The ACLU of Pennsylvania sued Montgomery County court and probation officials on Tuesday, contending their practice of detaining people accused of even minor probation violations for months without a hearing is illegal, excessive, and destructive for defendants trying to care for children, maintain employment, or manage life-threatening health conditions.
The lawsuit, filed in Pennsylvania Commonwealth Court, was prompted by The Inquirer’s 2019 series The Probation Trap. The series identified Montgomery County as an outlier in its use of detainers to jail people for violations and in its lack of preliminary hearings for those detained.
“Montgomery County is not providing any kind of assessment as to whether the people who are incarcerated there need to be incarcerated,” ACLU lawyer Nyssa Taylor said. “Their policy is everyone goes to jail.”
A Montgomery County spokesperson said in a statement Tuesday that the county commissioners agree fewer people should be detained and noted that the county’s jail population was down 35% since 2020. Val Arkoosh and Ken Lawrence Jr., chair and vice chair respectively of the county’s Board of Commissioners, both provided statements emphasizing their support for a proposed state law that would, among other reforms, limit jail stays for probation violators.
“Anyone who is subject to parole or probation deserves every opportunity to participate fully in their community, instead of facing unjust policies that lead to re-incarceration and hurt families,” Arkoosh said in her statement.
The ACLU is seeking class-action status to represent all affected Montgomery County defendants. According to the organization’s analysis, from 2019 to May 2021, the county detained 89% of people accused of violating probation and provided preliminary hearings for just 8% of them. The rest remained in jail until they were resentenced. The average wait in jail for a hearing was 70 days.

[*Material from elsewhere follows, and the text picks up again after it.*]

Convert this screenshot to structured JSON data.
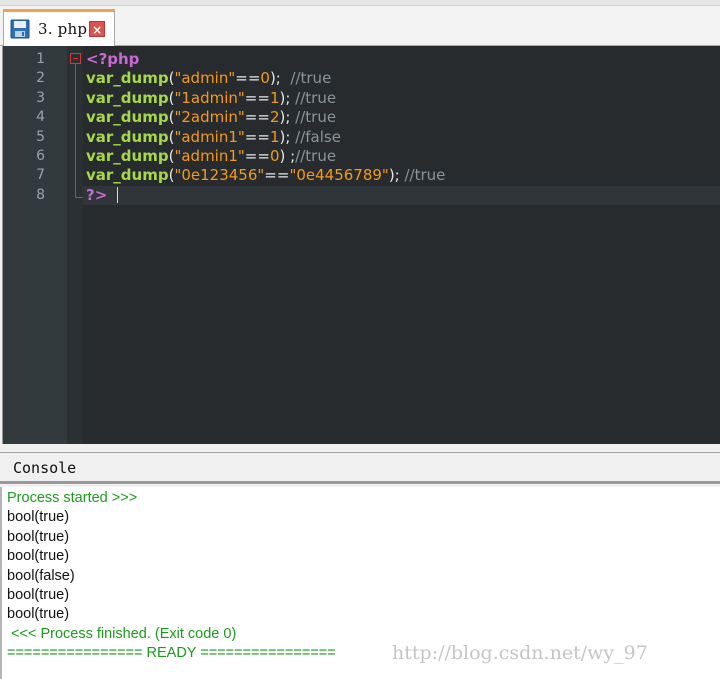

Taylor said ACLU lawyers interviewed about 100 people jailed on violations before filing the lawsuit, which besides Gordon names as defendants 38th Judicial District President Judge Thomas M. Del Ricci, Court Administrator Michael Kehs, and Clerk of Courts Lori Schreiber. Throughout that process, the organization repeatedly clashed with the county in court over access to incarcerated people and to basic information about who is in jail. In May, Montgomery County briefly barred ACLU lawyers from its jail, but restored access after the ACLU sued.
Those who spoke with the ACLU said they had not had a preliminary hearing to show probable cause of a probation violation or a hearing to determine whether detention was necessary, rights repeatedly affirmed by the U.S. Supreme Court.
Instead, they were told that the preliminary hearing had been replaced by a meeting with a probation officer, Taylor said. By the time they finally got the chance to see a judge months later, most pleaded guilty because it seemed the fastest way out of jail.
The six named plaintiffs include Eboni El, a woman with end-stage kidney disease who requires dialysis every other day. El was on Montgomery County probation in 2018 when she was arrested in Philadelphia for marijuana possession and driving while intoxicated. She was released from jail in Philadelphia, but stopped reporting to probation for fear she would be locked up in Montgomery County and wouldn’t be able to access needed health care, she said in an affidavit. She was detained in August 2021, and described her health as rapidly deteriorating in jail.
David Krah was arrested for drug possession in Philadelphia, and released without posting bail. That arrest somehow triggered a violation of probation for possessing drug paraphernalia in Montgomery County back in 2011 — a case Krah believed had been resolved long ago. Krah said in an affidavit that he was given a choice: plead guilty to the violation and be released on probation again, or stay in jail until the new case is resolved. “I didn’t do anything wrong, and I don’t want to plead guilty,” he wrote, adding that he was assaulted in jail. “I am desperate to return home to my job, my family, and my life.”
Another man, Sung Joo Lee, was sentenced to 48 hours in jail and a year’s probation for driving while intoxicated in Tennessee in 2019 — but then shipped back to Montgomery County in August 2021 because that DUI had violated his probation for a 2015 drug case. His first child was born while he was locked up, he said in an affidavit. He agreed to a new, three-to-23-month sentence in hopes he can get home to his family before the end of the year.
Taylor said some Pennsylvania counties, including Chester and Allegheny, have shifted away from such practices, starting with the presumption that detention is not necessary unless a person is shown to be a flight risk. In Montgomery County, the lawsuit alleged, people are sometimes jailed for violating “technical” rules of parole like failing to notify a probation officer of a change of employment or address within 72 hours.
The lawsuit asks the court to find Montgomery County in violation of the Constitution’s 14th Amendment and to compel the county to hold “prompt, constitutionally required” hearings. It also posed an open-ended request for “other equitable or remedial relief as the Court may deem just and appropriate.”